Sin has set its desire on us. And sin works on us, if we are not diligent and deliberately holy in what we do and say and even in what we allow ourselves to think. I have seen people who were life-long Christians, and active in their churches, suddenly stop going to church – even disavow the Christian faith – over some imagined hurt, or because their personal sin became an obsession and their guilt drove them away from the church. Sometimes it was anger. Sometimes they just suddenly became "too wise" for the church. Now and then it was just that they lost their faith.
Sin works on us by luring us deeper and deeper in until we cannot stand anything holy – or until we feel so ashamed of ourselves that we cannot believe that God would still forgive us. We have sinned and repented, and sinned and repented, so often with the same sin that we know that if we were God, we would not forgive us – and so we begin to doubt God's grace and forgiveness, and that is unbelief – or we decide that our sins are nothing and that we are just fine, and we don't really repent – and that is also unbelief. In one case sin has torn us from the faith, and we know it. In the other case, sin has seduced us away from the faith, and we still imagine that we are God's faithful children. We simply ignore the evidence to the contrary and make believe.
But Jesus does forgive – He has paid for all of our sins, and He has forgiven us every one. He paid the price – "the soul that sins - it shall die!" He died already - not as Abel died by the violence of Cain's sin, but willingly, for us. He bore our sins to the cross and now He forgives us. He also feeds us with His own body and blood to strengthen us for the fight, because we still must face the same choice bested Cain. Sin still has us in his sights. The Word of God to Cain is still fitting for us. If you do what is holy, you will be lifted up – and if you do not do what is holy, sin is crouching at your door, and its desire is for you - but you must master it.
Jesus has taken your sin away, and nailed it to the tree of the cross.

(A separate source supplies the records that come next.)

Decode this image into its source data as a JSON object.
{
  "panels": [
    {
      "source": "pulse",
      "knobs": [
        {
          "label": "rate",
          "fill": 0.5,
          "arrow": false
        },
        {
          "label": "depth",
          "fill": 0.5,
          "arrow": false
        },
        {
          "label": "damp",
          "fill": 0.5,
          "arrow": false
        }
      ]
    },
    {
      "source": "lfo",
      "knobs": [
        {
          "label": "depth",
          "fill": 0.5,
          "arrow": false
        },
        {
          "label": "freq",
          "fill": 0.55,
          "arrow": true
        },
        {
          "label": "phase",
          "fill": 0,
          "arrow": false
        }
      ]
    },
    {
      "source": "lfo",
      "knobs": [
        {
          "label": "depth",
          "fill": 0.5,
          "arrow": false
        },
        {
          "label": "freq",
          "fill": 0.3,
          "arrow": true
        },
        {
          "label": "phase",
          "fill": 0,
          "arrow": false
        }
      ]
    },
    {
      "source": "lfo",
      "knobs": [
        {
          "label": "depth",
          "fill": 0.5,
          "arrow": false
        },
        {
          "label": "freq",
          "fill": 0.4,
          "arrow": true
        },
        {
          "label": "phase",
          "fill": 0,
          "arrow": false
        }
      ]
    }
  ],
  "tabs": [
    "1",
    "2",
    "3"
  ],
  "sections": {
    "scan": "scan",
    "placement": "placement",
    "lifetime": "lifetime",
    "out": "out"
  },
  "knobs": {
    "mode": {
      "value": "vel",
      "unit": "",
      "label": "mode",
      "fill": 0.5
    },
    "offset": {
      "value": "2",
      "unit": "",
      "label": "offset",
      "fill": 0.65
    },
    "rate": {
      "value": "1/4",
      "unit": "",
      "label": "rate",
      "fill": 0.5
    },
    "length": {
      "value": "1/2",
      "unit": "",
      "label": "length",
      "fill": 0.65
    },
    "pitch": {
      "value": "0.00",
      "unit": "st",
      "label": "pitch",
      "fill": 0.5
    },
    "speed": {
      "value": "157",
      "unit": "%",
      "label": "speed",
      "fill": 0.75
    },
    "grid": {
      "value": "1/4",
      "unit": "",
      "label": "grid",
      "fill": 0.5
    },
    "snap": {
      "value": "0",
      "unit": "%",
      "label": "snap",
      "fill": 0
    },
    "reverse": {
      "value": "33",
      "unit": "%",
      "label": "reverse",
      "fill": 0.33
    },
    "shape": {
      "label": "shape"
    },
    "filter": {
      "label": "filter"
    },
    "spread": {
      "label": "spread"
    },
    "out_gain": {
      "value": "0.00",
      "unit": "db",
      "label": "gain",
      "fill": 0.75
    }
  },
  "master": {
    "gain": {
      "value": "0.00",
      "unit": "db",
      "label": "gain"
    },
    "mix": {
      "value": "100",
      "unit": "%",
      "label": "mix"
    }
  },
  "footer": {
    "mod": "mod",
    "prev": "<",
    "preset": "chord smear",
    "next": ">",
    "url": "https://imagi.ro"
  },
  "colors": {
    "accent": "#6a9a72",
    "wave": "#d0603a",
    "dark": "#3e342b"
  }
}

Your sins have been forgiven! The apostle Paul writes in Romans 6, "For the death that He died, He died to sin, once for all; but the life that He lives, He lives to God. Even so consider yourselves to be dead to sin, but alive to God in Christ Jesus. Therefore do not let sin reign in your mortal body that you should obey its lusts, and do not go on presenting the members of your body to sin as instruments of unrighteousness; but present yourselves to God as those alive from the dead, and your members as instruments of righteousness to God. For sin shall not be master over you, for you are not under law, but under grace."
The choice that we must face is the choice of being content in sin and complacent in the face of temptation, or the choice of putting to death the deeds of the body and being wholly and deliberately Christian, and putting all our hope and confidence in Jesus and His salvation. Even though we do not believe in decision theology - because we know that the unregenerate man cannot choose to come to God– we do know that once you are in Christ, by His power you have the choice of living in faith or, by your own power, living in sin. Cain chose one way. We see the tragic results. By the power of God in you, choose to fight sin and temptation, and walk in the grace and love - and comfort - of God, for Christ's sake.
In the Name of the Father, and of the Son, and of the Holy Ghost.
(Let the people say Amen)
Sunday, August 23, 2020
The Choice We Must Face